Pam followed up with comments about further aspects of criminology and the criminological community. She spoke about the inhabitants of that community in terms of the contract recently won by Northumbria University, to offer degree programmes to police recruits and the nature and procedures of recruiting new criminology lecturers. She also discussed some emerging insights from the BSC National Criminology Survey undertaken last year, and to be the subject of a paper at this year’s BSC annual conference at Lincoln, about how widely public funds are spread within that research community, specifically the proportions between post- and pre-92 institutions.

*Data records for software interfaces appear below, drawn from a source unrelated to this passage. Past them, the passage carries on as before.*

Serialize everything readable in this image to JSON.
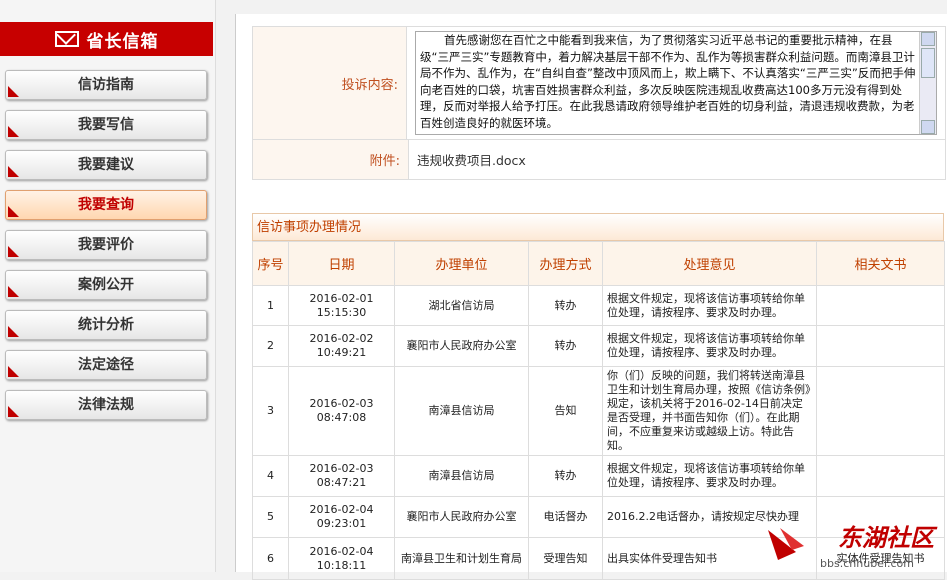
{
  "sidebar": {
    "title": "省长信箱",
    "items": [
      {
        "label": "信访指南",
        "active": false
      },
      {
        "label": "我要写信",
        "active": false
      },
      {
        "label": "我要建议",
        "active": false
      },
      {
        "label": "我要查询",
        "active": true
      },
      {
        "label": "我要评价",
        "active": false
      },
      {
        "label": "案例公开",
        "active": false
      },
      {
        "label": "统计分析",
        "active": false
      },
      {
        "label": "法定途径",
        "active": false
      },
      {
        "label": "法律法规",
        "active": false
      }
    ]
  },
  "complaint": {
    "label": "投诉内容:",
    "text": "首先感谢您在百忙之中能看到我来信，为了贯彻落实习近平总书记的重要批示精神，在县级“三严三实”专题教育中，着力解决基层干部不作为、乱作为等损害群众利益问题。而南漳县卫计局不作为、乱作为，在“自纠自查”整改中顶风而上，欺上瞒下、不认真落实“三严三实”反而把手伸向老百姓的口袋，坑害百姓损害群众利益，多次反映医院违规乱收费高达100多万元没有得到处理，反而对举报人给予打压。在此我恳请政府领导维护老百姓的切身利益，清退违规收费款，为老百姓创造良好的就医环境。"
  },
  "attachment": {
    "label": "附件:",
    "file": "违规收费项目.docx"
  },
  "process": {
    "title": "信访事项办理情况",
    "headers": [
      "序号",
      "日期",
      "办理单位",
      "办理方式",
      "处理意见",
      "相关文书"
    ],
    "rows": [
      {
        "no": "1",
        "date": "2016-02-01",
        "time": "15:15:30",
        "unit": "湖北省信访局",
        "method": "转办",
        "opinion": "根据文件规定，现将该信访事项转给你单位处理，请按程序、要求及时办理。",
        "doc": ""
      },
      {
        "no": "2",
        "date": "2016-02-02",
        "time": "10:49:21",
        "unit": "襄阳市人民政府办公室",
        "method": "转办",
        "opinion": "根据文件规定，现将该信访事项转给你单位处理，请按程序、要求及时办理。",
        "doc": ""
      },
      {
        "no": "3",
        "date": "2016-02-03",
        "time": "08:47:08",
        "unit": "南漳县信访局",
        "method": "告知",
        "opinion": "你（们）反映的问题，我们将转送南漳县卫生和计划生育局办理，按照《信访条例》规定，该机关将于2016-02-14日前决定是否受理，并书面告知你（们）。在此期间，不应重复来访或越级上访。特此告知。",
        "doc": ""
      },
      {
        "no": "4",
        "date": "2016-02-03",
        "time": "08:47:21",
        "unit": "南漳县信访局",
        "method": "转办",
        "opinion": "根据文件规定，现将该信访事项转给你单位处理，请按程序、要求及时办理。",
        "doc": ""
      },
      {
        "no": "5",
        "date": "2016-02-04",
        "time": "09:23:01",
        "unit": "襄阳市人民政府办公室",
        "method": "电话督办",
        "opinion": "2016.2.2电话督办，请按规定尽快办理",
        "doc": ""
      },
      {
        "no": "6",
        "date": "2016-02-04",
        "time": "10:18:11",
        "unit": "南漳县卫生和计划生育局",
        "method": "受理告知",
        "opinion": "出具实体件受理告知书",
        "doc": "实体件受理告知书"
      }
    ]
  },
  "watermark": {
    "name": "东湖社区",
    "url": "bbs.cnhubei.com"
  },
  "colors": {
    "brand_red": "#c70000",
    "label_orange": "#c04000"
  }
}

The last of the formal presentations came from Criminology & Criminal Justice editors-in-chief: Dr Sarah Armstrong, Professor Michele Burman and Professor Laura Piacentini.  The team, who have made inroads on further internationalising the journal (not least by making the submission process supportive), spoke about the need to be transparent about academic workload pressures. They also highlighted the relative dearth of submissions about technology that go beyond the local and evaluative, and similarly the need to be more theoretically challenging within governance research than small scale policy implementation, with a concomitant restraint about the merits of international policy transfer.

Dr Jacqui Karn, Head of Policy and Practice Impact at the ESRC, responded by saying the ESRC had to put limited resources where they will ‘make most difference’, adding that it is the responsibility of academics to make this case.  While Jacqui said she was not in a position to guarantee funding, she did point out that the ESRC had commissioned the think piece knowing that there were gaps in the field while acknowledging that criminology ‘was a strong community who put in strong bids’.  One promising area for funding she did highlight was working in partnership using administrative datasets. Dr Linda Cusworth from Lancaster University presented details about a ‘good news story’ from the family justice field where this approach has recently resulted in a research project funded by the Nuffield Foundation.

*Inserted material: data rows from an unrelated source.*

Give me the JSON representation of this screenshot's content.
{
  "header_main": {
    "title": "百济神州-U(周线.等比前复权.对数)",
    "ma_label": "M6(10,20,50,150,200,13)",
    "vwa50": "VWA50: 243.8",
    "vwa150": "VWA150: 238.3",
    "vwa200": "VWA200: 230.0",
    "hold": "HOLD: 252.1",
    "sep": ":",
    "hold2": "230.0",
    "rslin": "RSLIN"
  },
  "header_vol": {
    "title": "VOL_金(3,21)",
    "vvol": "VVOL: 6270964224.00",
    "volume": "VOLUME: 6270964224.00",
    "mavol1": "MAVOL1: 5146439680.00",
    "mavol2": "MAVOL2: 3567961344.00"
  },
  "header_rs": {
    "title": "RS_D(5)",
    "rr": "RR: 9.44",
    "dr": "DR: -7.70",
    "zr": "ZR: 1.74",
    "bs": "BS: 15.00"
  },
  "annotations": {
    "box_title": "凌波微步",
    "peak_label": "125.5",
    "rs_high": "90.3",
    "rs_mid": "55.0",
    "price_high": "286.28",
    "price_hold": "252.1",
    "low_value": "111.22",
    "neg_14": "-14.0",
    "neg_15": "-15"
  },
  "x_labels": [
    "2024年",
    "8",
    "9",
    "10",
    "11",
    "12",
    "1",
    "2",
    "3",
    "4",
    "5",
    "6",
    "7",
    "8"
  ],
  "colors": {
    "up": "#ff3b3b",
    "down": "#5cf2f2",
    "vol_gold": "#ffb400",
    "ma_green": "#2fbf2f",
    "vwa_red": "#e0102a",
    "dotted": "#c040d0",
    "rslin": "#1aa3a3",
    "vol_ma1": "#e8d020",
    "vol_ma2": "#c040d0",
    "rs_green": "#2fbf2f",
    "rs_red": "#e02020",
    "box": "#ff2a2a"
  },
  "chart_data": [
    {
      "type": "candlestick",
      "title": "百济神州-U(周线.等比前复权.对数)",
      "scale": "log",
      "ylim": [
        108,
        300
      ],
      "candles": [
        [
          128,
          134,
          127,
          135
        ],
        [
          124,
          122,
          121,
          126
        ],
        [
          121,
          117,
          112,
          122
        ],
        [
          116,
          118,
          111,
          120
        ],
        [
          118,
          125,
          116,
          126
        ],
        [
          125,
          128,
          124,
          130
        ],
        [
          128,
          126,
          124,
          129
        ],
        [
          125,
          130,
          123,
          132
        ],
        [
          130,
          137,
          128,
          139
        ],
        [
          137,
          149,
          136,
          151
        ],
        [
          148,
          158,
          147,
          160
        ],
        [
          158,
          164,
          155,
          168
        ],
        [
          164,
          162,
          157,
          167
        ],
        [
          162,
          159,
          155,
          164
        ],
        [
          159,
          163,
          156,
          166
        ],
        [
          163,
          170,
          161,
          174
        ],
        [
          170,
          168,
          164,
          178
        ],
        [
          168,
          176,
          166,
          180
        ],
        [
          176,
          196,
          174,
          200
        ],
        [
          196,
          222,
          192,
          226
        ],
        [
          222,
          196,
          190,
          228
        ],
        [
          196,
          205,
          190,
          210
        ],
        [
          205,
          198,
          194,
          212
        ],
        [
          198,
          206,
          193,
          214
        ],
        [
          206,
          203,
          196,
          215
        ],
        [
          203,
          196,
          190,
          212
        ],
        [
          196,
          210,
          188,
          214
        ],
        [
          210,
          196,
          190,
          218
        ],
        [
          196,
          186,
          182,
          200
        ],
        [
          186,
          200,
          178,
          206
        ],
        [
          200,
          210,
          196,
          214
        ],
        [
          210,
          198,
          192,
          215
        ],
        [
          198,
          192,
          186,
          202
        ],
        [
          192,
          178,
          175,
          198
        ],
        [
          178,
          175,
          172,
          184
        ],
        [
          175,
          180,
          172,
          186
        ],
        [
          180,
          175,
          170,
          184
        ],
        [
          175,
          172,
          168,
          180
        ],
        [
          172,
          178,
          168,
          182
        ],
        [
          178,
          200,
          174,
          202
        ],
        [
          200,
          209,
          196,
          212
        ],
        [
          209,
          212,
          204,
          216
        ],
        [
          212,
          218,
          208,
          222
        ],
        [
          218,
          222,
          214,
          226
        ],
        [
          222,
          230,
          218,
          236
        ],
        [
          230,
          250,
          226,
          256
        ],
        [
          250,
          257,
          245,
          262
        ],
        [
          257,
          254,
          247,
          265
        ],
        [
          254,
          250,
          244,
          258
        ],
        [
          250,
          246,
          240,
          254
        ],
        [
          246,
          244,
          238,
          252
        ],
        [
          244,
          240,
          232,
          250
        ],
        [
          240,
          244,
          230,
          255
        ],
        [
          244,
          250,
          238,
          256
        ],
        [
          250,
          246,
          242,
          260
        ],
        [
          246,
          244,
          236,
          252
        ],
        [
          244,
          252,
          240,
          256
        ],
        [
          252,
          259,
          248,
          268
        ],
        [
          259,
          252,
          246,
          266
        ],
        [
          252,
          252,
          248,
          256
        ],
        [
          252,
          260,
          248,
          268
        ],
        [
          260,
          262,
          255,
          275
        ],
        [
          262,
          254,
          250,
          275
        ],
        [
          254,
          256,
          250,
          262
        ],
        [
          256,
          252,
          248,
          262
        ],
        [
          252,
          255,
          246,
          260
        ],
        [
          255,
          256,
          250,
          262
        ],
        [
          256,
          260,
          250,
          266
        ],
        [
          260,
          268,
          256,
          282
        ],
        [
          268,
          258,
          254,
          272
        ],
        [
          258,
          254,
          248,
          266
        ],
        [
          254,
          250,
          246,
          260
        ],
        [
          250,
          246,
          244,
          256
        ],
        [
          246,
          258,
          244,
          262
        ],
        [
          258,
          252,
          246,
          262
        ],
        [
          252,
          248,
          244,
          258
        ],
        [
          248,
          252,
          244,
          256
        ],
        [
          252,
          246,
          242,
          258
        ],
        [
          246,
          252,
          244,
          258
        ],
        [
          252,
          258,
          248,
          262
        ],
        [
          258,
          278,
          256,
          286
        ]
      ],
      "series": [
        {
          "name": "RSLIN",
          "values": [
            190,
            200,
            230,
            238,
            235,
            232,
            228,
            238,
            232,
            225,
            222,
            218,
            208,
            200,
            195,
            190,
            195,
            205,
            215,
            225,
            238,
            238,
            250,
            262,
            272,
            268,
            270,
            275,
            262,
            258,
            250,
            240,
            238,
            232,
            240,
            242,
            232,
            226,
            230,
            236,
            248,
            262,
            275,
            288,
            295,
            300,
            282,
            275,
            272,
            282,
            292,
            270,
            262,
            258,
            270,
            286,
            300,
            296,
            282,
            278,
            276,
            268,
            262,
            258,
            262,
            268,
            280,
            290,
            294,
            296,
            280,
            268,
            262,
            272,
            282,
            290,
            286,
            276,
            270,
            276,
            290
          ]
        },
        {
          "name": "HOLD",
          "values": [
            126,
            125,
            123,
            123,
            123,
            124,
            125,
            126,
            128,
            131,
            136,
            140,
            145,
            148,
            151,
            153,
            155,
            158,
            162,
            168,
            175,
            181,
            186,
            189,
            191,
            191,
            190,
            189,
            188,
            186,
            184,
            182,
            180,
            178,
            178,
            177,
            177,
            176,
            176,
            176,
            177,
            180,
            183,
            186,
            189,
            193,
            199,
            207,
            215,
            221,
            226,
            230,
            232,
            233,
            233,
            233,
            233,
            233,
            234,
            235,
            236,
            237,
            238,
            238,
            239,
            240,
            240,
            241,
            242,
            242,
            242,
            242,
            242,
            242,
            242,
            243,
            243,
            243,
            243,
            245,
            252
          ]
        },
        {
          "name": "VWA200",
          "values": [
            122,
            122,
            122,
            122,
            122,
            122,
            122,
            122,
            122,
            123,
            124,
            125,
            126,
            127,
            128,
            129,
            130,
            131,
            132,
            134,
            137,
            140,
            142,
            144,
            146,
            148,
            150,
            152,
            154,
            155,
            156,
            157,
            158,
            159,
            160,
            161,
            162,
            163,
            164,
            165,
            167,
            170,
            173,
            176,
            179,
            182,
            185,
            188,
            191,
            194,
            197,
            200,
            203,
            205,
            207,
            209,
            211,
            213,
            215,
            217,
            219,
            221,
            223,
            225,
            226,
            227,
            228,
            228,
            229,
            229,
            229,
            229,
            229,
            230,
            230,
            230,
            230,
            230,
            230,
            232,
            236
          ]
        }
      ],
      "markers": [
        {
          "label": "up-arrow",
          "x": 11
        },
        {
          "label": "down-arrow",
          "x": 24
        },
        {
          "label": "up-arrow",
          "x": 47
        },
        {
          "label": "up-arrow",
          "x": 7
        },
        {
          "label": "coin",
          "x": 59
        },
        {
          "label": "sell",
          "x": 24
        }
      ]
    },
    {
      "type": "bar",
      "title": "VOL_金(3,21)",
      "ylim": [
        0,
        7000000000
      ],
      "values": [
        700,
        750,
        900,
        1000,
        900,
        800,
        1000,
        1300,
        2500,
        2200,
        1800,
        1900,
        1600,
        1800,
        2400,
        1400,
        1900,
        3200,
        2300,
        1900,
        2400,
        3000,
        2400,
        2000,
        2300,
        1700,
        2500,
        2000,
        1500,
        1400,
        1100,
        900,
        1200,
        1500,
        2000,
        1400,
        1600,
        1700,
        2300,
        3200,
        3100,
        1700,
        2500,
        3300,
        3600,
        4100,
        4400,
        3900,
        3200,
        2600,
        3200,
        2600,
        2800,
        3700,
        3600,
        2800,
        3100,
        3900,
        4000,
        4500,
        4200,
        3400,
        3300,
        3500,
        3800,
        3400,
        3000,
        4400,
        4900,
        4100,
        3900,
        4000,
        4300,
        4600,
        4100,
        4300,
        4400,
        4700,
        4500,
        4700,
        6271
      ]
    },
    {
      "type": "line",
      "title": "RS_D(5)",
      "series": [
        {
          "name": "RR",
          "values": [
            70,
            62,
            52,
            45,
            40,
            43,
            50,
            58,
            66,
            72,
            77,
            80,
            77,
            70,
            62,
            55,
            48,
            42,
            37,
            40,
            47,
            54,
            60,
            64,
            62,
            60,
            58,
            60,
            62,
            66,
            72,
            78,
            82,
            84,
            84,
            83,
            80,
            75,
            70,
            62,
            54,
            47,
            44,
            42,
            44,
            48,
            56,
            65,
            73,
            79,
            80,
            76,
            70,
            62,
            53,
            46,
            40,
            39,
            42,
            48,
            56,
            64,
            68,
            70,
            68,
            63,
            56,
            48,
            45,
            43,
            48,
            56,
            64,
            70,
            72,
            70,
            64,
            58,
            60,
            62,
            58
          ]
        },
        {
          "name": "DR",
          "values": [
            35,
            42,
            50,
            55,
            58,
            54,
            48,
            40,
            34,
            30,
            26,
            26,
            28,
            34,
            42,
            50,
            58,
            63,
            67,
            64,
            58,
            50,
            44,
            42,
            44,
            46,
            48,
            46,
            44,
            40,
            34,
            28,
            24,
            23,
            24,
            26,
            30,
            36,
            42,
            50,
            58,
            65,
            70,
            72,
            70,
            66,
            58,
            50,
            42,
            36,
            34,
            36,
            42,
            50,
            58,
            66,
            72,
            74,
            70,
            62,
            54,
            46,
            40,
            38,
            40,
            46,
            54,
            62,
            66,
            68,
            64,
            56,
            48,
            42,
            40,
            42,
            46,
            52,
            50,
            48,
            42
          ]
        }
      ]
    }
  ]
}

A panel then led discussion within the room. The panel members included Professor Allan Brimicombe, BSC Crime and Justice Statistics Network (Chair); Dr Teresa Degenhardt, Queen’s University Belfast; Anita Dockley, Research Director of The Howard League for Penal Reform (and user member of REF 2021 sub panel for social work and social policy and 2014 REF law sub panel); and Rachel Tuffin, Director of Knowledge and Innovation, College of Policing). Unfortunately, Professor Fiona Brookman, University of South Wales was unable to attend.  While, understandably, a large proportion of attendees were from Scotland, mainly from universities but also from HMICS, Police Scotland and the Scottish government, other participants ranged from professors, early career researchers and postgraduates, from as far afield as the University of Bangor, Derby University and the University of Oxford, as well as some independent researchers and writers.

Topics covered included:

  • the desirability of restoring the ESRC small grant scheme which was accessible to early career researchers who do not have the wherewithal to put together a 6-figure bid, and which encouraged exploratory work;
  • The need to support early career researchers in general in healthy work environments;
  • Dissemination is not Impact. Impact is Change;
  • Northern Ireland is not just about conflict;
  • The possibility of involving practitioners in research without them having to do a PhD to encourage dissemination;
  • The need to include writing time in funding;
  • The problems of job security in three-year funding patterns where researchers are out of a job each time the money runs out;
  • The problems in funding bodies not wanting to do anything risky while claiming to value innovation;
  • The intricacies of secondary data use – who has collected the data, how is it used, the dangers of algorithms; and
  • The managerialism of workplace targets being international, with larger student numbers, publication targets and journal specification widespread.

Richard’s think piece has not yet been published by the ESRC.

 

Contact

BSC Office: info@britsoccrim.org

 

Images: courtesy of LWYang from USA – University of Edinburgh, CC BY 2.0, and Diana Miranda via Twitter @DanaOHara